• [Task requirements]
Read through the records below and copy each line that uses the word "report".

=======

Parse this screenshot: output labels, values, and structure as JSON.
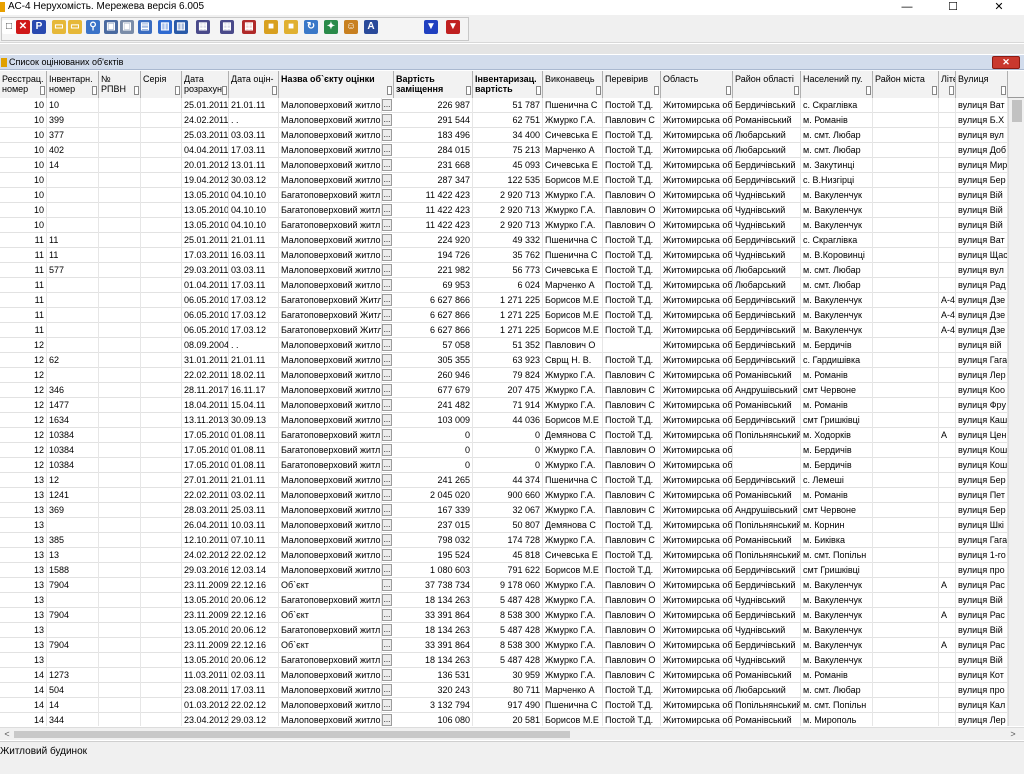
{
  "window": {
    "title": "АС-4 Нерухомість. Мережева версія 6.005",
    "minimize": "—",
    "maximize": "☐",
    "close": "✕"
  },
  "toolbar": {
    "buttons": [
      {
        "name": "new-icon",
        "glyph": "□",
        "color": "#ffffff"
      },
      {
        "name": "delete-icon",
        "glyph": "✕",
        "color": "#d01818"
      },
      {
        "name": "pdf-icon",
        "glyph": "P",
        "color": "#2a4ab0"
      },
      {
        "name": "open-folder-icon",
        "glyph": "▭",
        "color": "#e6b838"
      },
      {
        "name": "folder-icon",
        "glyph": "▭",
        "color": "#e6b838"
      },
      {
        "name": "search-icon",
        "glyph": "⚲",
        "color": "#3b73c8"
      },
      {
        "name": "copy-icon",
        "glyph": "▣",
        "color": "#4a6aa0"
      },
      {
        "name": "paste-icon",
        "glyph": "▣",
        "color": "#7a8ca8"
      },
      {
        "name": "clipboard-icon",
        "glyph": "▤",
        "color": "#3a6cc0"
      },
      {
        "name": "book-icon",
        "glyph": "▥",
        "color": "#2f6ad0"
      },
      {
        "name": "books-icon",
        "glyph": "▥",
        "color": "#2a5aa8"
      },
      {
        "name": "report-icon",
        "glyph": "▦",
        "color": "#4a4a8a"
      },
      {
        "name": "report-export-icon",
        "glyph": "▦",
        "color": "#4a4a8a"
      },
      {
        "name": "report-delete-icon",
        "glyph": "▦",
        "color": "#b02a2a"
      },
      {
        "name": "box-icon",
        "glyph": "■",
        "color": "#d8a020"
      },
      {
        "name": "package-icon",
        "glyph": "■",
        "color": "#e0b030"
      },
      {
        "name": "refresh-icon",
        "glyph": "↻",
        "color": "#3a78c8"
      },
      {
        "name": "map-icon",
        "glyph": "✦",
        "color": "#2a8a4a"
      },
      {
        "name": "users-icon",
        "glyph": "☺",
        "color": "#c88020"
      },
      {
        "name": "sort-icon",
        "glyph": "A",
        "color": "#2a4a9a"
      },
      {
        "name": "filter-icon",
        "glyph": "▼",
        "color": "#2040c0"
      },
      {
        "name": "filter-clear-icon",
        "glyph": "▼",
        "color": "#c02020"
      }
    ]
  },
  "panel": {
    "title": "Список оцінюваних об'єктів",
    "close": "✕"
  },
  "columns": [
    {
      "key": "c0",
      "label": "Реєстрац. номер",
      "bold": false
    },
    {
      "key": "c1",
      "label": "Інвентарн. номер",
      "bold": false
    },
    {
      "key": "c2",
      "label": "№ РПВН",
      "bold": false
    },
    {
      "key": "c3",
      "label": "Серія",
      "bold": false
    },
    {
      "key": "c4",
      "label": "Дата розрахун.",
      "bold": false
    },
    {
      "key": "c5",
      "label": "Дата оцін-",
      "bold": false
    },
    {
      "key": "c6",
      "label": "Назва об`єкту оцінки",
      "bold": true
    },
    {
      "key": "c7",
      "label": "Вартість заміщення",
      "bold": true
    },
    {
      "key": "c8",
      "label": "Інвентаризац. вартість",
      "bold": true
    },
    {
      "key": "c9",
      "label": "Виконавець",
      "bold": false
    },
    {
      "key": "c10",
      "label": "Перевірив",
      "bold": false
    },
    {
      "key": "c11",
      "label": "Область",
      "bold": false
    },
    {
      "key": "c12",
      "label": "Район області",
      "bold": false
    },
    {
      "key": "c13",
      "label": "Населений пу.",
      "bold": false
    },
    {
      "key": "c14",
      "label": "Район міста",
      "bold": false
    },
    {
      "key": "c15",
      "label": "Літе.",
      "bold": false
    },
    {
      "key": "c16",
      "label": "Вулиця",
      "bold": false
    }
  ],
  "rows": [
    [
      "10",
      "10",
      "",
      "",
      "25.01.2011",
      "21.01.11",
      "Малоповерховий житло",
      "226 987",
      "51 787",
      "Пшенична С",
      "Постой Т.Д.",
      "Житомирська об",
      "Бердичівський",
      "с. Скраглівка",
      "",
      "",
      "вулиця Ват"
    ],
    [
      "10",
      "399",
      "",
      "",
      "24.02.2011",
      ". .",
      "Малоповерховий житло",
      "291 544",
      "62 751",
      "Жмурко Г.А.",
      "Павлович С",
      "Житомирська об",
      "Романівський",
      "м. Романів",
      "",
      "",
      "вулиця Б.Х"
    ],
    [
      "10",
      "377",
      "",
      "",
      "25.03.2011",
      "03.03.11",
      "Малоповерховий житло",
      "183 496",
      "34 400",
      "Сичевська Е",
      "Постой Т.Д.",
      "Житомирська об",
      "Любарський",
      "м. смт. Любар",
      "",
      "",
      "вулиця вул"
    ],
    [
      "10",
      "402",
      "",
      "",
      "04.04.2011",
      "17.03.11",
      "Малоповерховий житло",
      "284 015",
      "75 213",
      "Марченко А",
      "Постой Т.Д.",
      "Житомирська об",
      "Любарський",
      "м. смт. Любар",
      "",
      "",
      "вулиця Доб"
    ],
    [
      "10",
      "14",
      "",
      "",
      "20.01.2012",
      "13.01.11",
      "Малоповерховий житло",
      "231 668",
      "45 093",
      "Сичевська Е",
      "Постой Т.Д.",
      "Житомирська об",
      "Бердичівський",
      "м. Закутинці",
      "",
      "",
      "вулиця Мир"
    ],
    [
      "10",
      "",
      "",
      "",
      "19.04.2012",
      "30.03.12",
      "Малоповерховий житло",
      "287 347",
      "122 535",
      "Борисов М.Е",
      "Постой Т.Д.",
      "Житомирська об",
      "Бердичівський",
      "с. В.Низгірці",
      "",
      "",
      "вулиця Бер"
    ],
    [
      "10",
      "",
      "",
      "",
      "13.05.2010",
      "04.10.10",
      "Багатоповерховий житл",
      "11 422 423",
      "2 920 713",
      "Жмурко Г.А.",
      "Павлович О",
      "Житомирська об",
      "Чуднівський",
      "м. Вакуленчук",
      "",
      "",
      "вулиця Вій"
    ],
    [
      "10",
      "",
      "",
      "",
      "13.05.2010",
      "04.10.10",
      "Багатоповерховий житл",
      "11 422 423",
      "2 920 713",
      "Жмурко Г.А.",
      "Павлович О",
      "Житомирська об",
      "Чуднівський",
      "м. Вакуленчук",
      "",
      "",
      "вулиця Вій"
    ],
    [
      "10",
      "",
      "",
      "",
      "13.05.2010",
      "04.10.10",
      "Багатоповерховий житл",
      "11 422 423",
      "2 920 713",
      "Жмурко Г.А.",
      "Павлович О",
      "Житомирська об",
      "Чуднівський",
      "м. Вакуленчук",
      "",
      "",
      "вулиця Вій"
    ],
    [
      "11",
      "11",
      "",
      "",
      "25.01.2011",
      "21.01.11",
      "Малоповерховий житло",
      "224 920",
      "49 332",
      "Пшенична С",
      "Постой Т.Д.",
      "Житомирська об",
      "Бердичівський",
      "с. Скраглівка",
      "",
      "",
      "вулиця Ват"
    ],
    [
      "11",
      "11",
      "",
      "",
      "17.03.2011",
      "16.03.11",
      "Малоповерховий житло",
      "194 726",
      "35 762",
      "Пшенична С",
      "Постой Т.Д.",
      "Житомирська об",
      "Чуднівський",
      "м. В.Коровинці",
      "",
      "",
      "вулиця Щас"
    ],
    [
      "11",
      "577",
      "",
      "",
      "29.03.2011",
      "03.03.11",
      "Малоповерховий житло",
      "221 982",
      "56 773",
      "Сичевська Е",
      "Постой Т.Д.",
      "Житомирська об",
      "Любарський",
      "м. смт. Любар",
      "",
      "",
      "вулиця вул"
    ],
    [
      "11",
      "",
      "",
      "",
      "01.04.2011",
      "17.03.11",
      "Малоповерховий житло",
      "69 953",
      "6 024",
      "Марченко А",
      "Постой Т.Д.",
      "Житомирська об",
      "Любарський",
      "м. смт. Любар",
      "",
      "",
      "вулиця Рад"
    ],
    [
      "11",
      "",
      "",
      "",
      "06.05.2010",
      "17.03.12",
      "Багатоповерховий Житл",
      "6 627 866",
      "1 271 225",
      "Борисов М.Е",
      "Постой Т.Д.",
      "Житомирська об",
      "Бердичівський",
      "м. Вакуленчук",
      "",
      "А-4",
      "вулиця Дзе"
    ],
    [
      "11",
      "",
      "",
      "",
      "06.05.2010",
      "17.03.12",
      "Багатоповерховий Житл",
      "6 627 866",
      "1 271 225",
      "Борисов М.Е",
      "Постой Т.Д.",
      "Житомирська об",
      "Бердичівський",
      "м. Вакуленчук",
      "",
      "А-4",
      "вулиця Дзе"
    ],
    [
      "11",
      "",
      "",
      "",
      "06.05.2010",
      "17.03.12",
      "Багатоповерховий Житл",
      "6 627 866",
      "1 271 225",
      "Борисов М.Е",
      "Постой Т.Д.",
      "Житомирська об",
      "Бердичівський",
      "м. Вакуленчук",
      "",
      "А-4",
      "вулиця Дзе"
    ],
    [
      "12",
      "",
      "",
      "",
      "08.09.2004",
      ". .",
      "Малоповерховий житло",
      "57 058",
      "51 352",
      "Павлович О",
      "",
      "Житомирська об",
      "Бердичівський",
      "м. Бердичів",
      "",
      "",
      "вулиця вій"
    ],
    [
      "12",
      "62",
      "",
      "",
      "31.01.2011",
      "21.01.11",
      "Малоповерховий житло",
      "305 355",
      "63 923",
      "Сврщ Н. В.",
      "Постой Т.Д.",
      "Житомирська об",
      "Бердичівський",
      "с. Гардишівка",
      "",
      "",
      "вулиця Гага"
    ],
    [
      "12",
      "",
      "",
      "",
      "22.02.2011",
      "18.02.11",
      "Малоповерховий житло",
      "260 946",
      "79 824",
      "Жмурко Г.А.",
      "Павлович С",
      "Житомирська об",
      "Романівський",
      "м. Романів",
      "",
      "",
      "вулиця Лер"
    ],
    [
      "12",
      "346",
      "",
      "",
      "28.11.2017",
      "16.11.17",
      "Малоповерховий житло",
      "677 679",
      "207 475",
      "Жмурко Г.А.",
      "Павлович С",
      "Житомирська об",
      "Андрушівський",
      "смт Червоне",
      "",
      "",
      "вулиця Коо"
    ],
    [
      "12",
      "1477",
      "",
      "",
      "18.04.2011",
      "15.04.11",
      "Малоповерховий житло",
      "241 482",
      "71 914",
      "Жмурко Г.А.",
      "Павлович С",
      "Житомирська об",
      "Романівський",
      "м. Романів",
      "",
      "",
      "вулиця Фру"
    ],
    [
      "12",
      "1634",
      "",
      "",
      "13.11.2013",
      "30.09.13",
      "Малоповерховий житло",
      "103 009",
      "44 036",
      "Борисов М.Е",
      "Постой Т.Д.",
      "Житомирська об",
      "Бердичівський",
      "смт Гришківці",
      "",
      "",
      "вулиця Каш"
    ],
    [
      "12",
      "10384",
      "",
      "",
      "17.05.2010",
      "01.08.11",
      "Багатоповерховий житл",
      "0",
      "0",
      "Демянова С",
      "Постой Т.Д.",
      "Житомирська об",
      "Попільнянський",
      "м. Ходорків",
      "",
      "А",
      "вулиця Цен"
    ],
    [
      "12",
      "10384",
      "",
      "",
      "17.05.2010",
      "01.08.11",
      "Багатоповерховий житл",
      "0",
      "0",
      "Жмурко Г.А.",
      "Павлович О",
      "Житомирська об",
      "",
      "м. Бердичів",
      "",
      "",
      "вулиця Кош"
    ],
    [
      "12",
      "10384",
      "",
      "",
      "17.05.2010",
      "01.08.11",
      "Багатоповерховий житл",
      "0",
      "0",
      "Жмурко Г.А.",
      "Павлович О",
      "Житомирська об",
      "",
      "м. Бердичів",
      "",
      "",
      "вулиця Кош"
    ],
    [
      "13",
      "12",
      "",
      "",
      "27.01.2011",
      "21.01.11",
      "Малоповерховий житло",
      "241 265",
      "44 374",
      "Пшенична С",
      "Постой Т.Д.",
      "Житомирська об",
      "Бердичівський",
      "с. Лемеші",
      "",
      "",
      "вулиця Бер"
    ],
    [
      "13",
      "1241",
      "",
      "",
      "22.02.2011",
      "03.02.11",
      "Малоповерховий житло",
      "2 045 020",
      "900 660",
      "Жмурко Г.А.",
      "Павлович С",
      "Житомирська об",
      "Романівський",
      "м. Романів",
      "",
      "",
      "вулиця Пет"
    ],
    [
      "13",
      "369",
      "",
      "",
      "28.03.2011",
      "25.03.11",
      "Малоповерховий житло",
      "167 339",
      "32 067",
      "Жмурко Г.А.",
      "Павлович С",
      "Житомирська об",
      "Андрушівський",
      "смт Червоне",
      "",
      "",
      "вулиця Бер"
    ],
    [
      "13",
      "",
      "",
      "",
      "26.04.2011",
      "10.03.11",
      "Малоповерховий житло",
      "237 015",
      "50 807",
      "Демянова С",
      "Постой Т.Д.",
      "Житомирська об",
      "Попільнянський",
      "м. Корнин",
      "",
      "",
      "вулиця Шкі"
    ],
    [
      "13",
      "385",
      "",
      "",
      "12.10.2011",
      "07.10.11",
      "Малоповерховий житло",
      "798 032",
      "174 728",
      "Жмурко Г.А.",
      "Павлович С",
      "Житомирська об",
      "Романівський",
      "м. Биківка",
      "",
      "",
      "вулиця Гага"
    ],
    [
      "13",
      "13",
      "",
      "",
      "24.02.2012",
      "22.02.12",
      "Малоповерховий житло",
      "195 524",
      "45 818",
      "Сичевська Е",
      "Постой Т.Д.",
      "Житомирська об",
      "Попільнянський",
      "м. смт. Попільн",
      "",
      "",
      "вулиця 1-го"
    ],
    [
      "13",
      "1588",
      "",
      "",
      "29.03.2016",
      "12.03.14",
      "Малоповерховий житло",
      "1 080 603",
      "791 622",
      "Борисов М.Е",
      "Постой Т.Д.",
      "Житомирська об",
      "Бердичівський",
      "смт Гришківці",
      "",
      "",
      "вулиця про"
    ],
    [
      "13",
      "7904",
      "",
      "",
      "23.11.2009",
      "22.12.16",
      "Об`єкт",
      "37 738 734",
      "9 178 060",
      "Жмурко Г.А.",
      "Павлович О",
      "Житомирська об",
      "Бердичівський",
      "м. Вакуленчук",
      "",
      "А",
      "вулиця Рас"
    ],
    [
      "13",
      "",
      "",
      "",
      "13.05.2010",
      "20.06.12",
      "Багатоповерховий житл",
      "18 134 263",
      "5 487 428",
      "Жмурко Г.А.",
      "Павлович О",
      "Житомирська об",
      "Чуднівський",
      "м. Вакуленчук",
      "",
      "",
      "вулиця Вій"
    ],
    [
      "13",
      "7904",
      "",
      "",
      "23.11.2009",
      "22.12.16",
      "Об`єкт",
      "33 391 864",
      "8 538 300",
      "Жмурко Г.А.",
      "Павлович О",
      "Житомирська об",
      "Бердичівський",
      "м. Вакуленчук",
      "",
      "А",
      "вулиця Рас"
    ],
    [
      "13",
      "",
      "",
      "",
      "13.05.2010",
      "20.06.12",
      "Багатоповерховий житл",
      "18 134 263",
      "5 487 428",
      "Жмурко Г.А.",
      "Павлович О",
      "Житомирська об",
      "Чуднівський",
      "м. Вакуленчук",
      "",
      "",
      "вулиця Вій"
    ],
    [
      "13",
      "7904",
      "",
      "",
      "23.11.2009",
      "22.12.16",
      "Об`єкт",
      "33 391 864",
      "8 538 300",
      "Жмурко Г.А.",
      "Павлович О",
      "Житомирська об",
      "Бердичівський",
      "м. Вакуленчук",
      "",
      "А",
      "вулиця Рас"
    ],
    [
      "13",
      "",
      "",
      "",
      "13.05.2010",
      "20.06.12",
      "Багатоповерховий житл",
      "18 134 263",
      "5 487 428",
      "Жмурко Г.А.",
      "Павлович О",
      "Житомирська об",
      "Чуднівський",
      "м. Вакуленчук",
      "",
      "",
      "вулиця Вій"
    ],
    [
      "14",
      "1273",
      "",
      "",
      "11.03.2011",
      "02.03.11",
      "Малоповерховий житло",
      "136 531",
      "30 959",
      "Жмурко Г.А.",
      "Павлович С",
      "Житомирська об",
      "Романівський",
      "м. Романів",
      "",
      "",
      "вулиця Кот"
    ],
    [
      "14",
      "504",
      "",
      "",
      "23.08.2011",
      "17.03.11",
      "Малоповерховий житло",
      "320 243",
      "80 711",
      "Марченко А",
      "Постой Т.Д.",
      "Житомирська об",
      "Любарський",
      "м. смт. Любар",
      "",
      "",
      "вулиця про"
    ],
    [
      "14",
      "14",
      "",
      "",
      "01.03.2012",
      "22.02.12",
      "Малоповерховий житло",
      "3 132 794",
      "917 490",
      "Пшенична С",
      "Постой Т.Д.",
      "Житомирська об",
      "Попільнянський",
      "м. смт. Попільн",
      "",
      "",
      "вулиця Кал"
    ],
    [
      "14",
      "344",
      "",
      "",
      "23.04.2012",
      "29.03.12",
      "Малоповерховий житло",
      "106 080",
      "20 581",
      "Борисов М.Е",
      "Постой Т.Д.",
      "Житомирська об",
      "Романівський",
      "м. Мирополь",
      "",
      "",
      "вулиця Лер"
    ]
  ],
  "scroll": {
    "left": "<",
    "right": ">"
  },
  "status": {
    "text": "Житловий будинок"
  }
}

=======

• [Response to this exercise]
        "name": "report-icon",
        "name": "report-export-icon",
        "name": "report-delete-icon",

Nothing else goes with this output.